A map with the area shaded in red off St Catherine’s showing the site for the proposed tidal energy.
ONCE upon a time, the answer to the Island’s energy problems seemed to be blowing in the wind — wind turbines, to be precise.
But with furious objections to proposals for wind farms cropping up whenever a developer pokes his head above the parapet, even supporters of wind power would probably agree generating wind energy on the Island is, at best, a hard sell.
However, it now looks as if green energy for the Island is back on the agenda, this time not from wind turbines but from generators under the sea itself.
At the risk of stating the obvious, the one thing the Island has in abundance is water, we are surrounded by it.

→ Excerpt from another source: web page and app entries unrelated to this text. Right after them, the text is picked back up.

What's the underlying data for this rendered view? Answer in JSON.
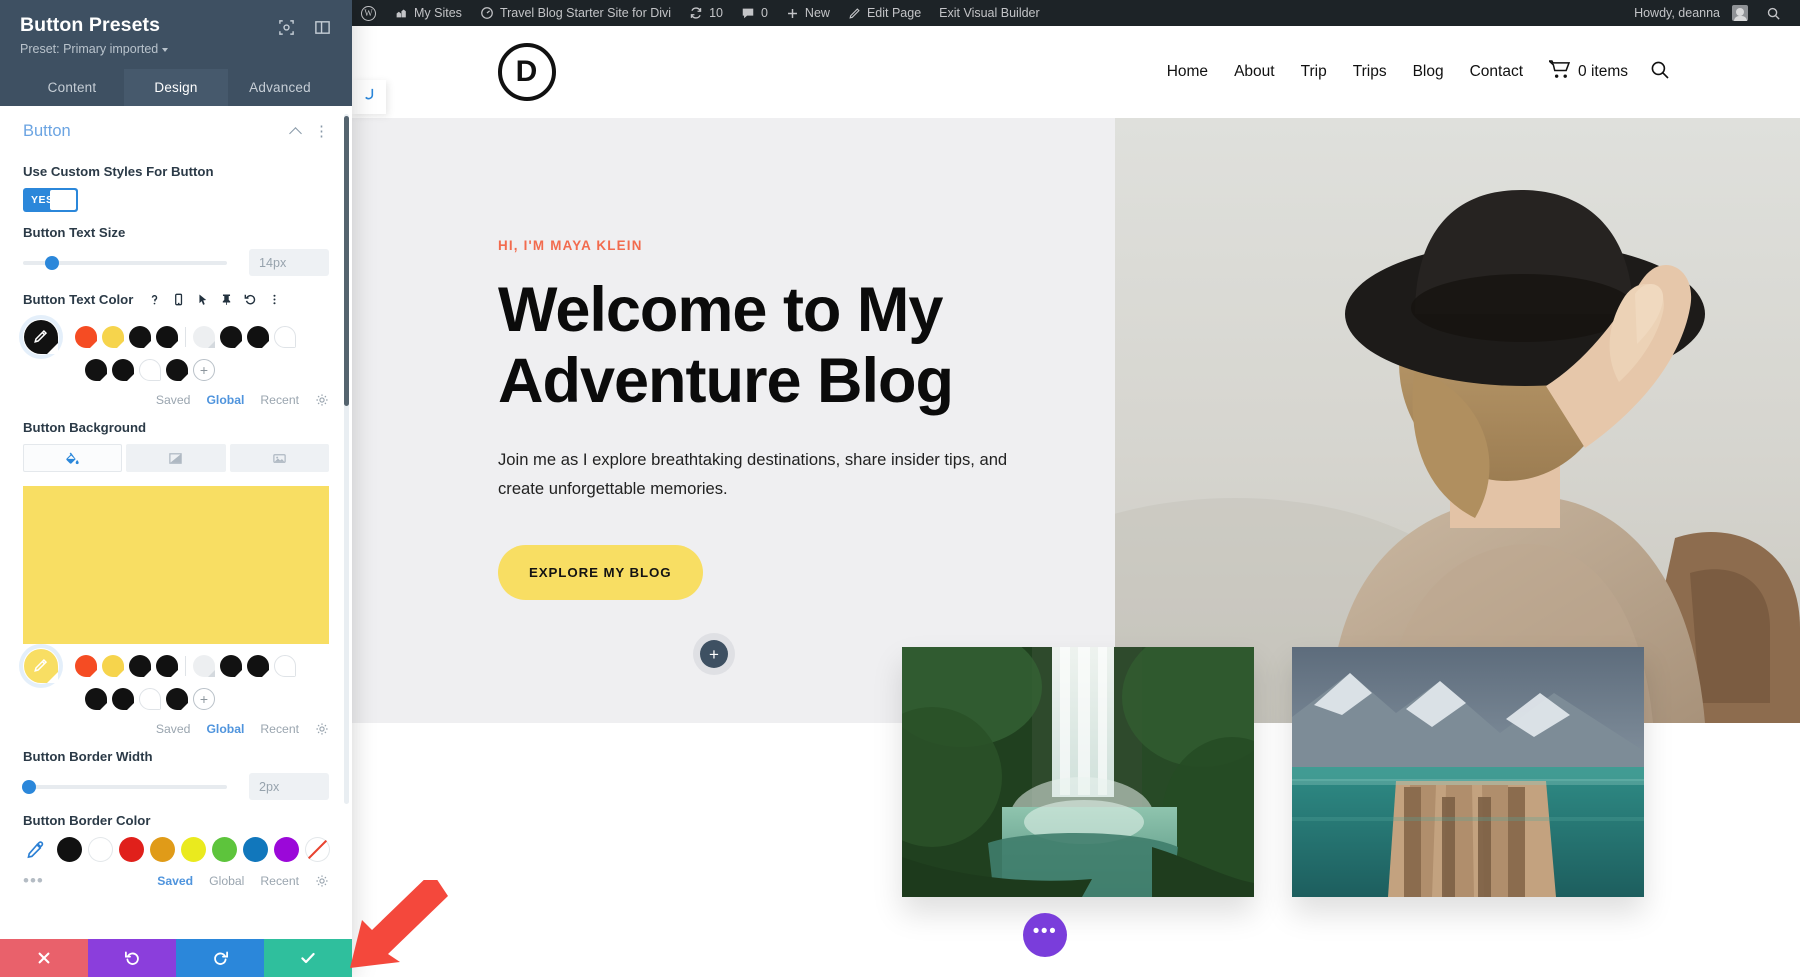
{
  "adminbar": {
    "wp_logo": "wordpress-logo-icon",
    "items": [
      {
        "label": "My Sites",
        "icon": "sites-icon"
      },
      {
        "label": "Travel Blog Starter Site for Divi",
        "icon": "dashboard-icon"
      },
      {
        "label": "10",
        "icon": "updates-icon"
      },
      {
        "label": "0",
        "icon": "comments-icon"
      },
      {
        "label": "New",
        "icon": "plus-icon"
      },
      {
        "label": "Edit Page",
        "icon": "pencil-icon"
      },
      {
        "label": "Exit Visual Builder",
        "icon": ""
      }
    ],
    "howdy": "Howdy, deanna",
    "search_icon": "search-icon"
  },
  "panel": {
    "title": "Button Presets",
    "preset_label": "Preset: Primary imported",
    "header_icons": [
      "focus-target-icon",
      "layout-columns-icon"
    ],
    "tabs": [
      {
        "label": "Content",
        "active": false
      },
      {
        "label": "Design",
        "active": true
      },
      {
        "label": "Advanced",
        "active": false
      }
    ],
    "section": {
      "title": "Button",
      "collapse_icon": "chevron-up-icon",
      "more_icon": "dots-vertical-icon"
    },
    "fields": {
      "custom_styles": {
        "label": "Use Custom Styles For Button",
        "toggle_value": "YES"
      },
      "text_size": {
        "label": "Button Text Size",
        "value": "14px",
        "slider_percent": 14
      },
      "text_color": {
        "label": "Button Text Color",
        "icons": [
          "help-icon",
          "responsive-icon",
          "hover-icon",
          "sticky-pin-icon",
          "reset-icon",
          "dots-vertical-icon"
        ],
        "picker_color": "#111111",
        "row1": [
          "#F54C23",
          "#F6D44C",
          "#121212",
          "#111111",
          "|",
          "#EDEFF1",
          "#121212",
          "#111111",
          "#FFFFFF"
        ],
        "row2": [
          "#121212",
          "#111111",
          "#FFFFFF",
          "#121212",
          "+"
        ],
        "tabs": [
          "Saved",
          "Global",
          "Recent"
        ],
        "active_tab": "Global",
        "gear_icon": "gear-icon"
      },
      "background": {
        "label": "Button Background",
        "tabs": [
          {
            "icon": "paint-bucket-icon",
            "active": true
          },
          {
            "icon": "gradient-icon",
            "active": false
          },
          {
            "icon": "image-icon",
            "active": false
          }
        ],
        "preview_color": "#F8DE63",
        "picker_color": "#F8DE63",
        "row1": [
          "#F54C23",
          "#F6D44C",
          "#121212",
          "#111111",
          "|",
          "#EDEFF1",
          "#121212",
          "#111111",
          "#FFFFFF"
        ],
        "row2": [
          "#121212",
          "#111111",
          "#FFFFFF",
          "#121212",
          "+"
        ],
        "tabs_lower": [
          "Saved",
          "Global",
          "Recent"
        ],
        "active_tab": "Global",
        "gear_icon": "gear-icon"
      },
      "border_width": {
        "label": "Button Border Width",
        "value": "2px",
        "slider_percent": 2
      },
      "border_color": {
        "label": "Button Border Color",
        "eyedropper_icon": "eyedropper-icon",
        "swatches": [
          "#111111",
          "#FFFFFF",
          "#E0201B",
          "#E09B18",
          "#EAEA1E",
          "#5DC43C",
          "#1177BC",
          "#9B08D9",
          "none"
        ],
        "more_icon": "dots-horizontal-icon",
        "tabs": [
          "Saved",
          "Global",
          "Recent"
        ],
        "active_tab": "Saved",
        "gear_icon": "gear-icon"
      }
    },
    "actions": [
      {
        "name": "cancel",
        "icon": "close-icon",
        "color": "#e9616b"
      },
      {
        "name": "undo",
        "icon": "undo-icon",
        "color": "#8b3edc"
      },
      {
        "name": "redo",
        "icon": "redo-icon",
        "color": "#2b87da"
      },
      {
        "name": "save",
        "icon": "check-icon",
        "color": "#2fbf9d"
      }
    ]
  },
  "site": {
    "logo_letter": "D",
    "nav": [
      "Home",
      "About",
      "Trip",
      "Trips",
      "Blog",
      "Contact"
    ],
    "cart_label": "0 items",
    "cart_icon": "cart-icon",
    "search_icon": "search-icon",
    "hero": {
      "eyebrow": "HI, I'M MAYA KLEIN",
      "heading_line1": "Welcome to My",
      "heading_line2": "Adventure Blog",
      "paragraph": "Join me as I explore breathtaking destinations, share insider tips, and create unforgettable memories.",
      "cta": "EXPLORE MY BLOG"
    },
    "add_section_icon": "plus-icon",
    "fab_icon": "dots-horizontal-icon",
    "left_tab_icon": "divi-toggle-icon"
  }
}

And if the developers behind planned tidal generators off St Catherine’s Point have their way, tidal turbines could be producing enough electricity to power 15,000 homes on the IW as early as 2016. The project could also create up to 250 Island jobs, mostly via maintenance contracts. Supporters of tidal power argue tidal generators have a number of distinct advantages over wind turbines.
For a start, unlike wind power, tidal power is entirely predictable, far and away into the future.
Want to know how deep and fast the tide will be flowing on say, March 25, 2231? Just look it up on tide tables. Forecasters admit they have trouble predicting the weather more than five days ahead — and that is not going to change any time soon.
The other advantage is aesthetic. You can’t deny wind turbines have a visual impact on their surroundings. You either love them or hate them (contrary to opponents’ deeply held beliefs, quite a few people think they are beautiful). The point is they are inescapable, whether they float your boat or not.
Water turbines are hidden beneath the waves. Their aesthetic impact is a big fat zero.
Detractors on the other hand, particularly the fishing and business community in Ventnor, say the site of the proposed turbines would have a serious impact on the sea bed and the migration of the brown crab, a renowned delicacy in the seaside town.
Upset the brown crab and the knock-on effect is tourists have less reason to visit Ventnor, so the argument goes.
Last month, a public consultation into the Perpetuus Tidal Energy Centre (PTEC) project was launched at The Spyglass Inn, a stone’s throw from where the power cables from the tidal generators will eventually make landfall.
They will head underground before eventually joining the National Grid at the site of the town’s former railway station.
The company behind the project is PTEC Ltd, a consortium that includes the IW Council, Perpetuus Energy Ltd and TB Partners LLP (a corporate advisory and project development company specialising in the clean technology sector).
Frank Fortune, from Royal Haskoning DHV, one of the companies tasked to bring the project to life, said the project was 'exciting’ for the Island and could well lead to the IW becoming a world leader in tidal energy generation.
He said: "We believe it has the potential to create significant investment in terms of jobs on the IW."
A research facility into tidal power is already up and running in Orkney, the fruits of which are planned to be used when the Island’s tidal power station is built.
Up to 60 generators could be deployed in an area of five sq km off the south coast of the Island known as St Catherine’s Deep. Power cables will come ashore at Castle Cove, Ventnor, and from there link in to the National Grid.
Mr Fortune added: "It is renewable green energy and sustainable energy."
As part of the planning process, an environmental impact assessment is currently under way. It will include work on the impact of the turbines on fishing, sea life and the seabed and yachting and recreational boating activities.
However, according to the scheme’s many opponents in Ventnor, St Catherine’s Deep is exactly the wrong place to site the turbines as they will be located on valuable fishing grounds for the brown crab.
Geoff Blake, owner of the Ventnor Haven Fishery, warned if the project went ahead, his business, which employs 20 people, could be under threat.
He argued the tidal array would not generate enough power and, more importantly, interfere with the migration patterns of the crabs.
He said: "That stretch of water is critical to our operations. To function, we need a reliable supply of crab. I have not slept much recently. Once you take away a reliable supply, it is not going to work. It has definitely put the future of the fishery at risk."
Mr Fortune said he hoped to be able to work with the fishermen to resolve any issues they had.
He said: "We have been looking at other projects across the UK and we have not found any significant negative effects on the sea bed, the ecology of the sea bed or on other users of the sea."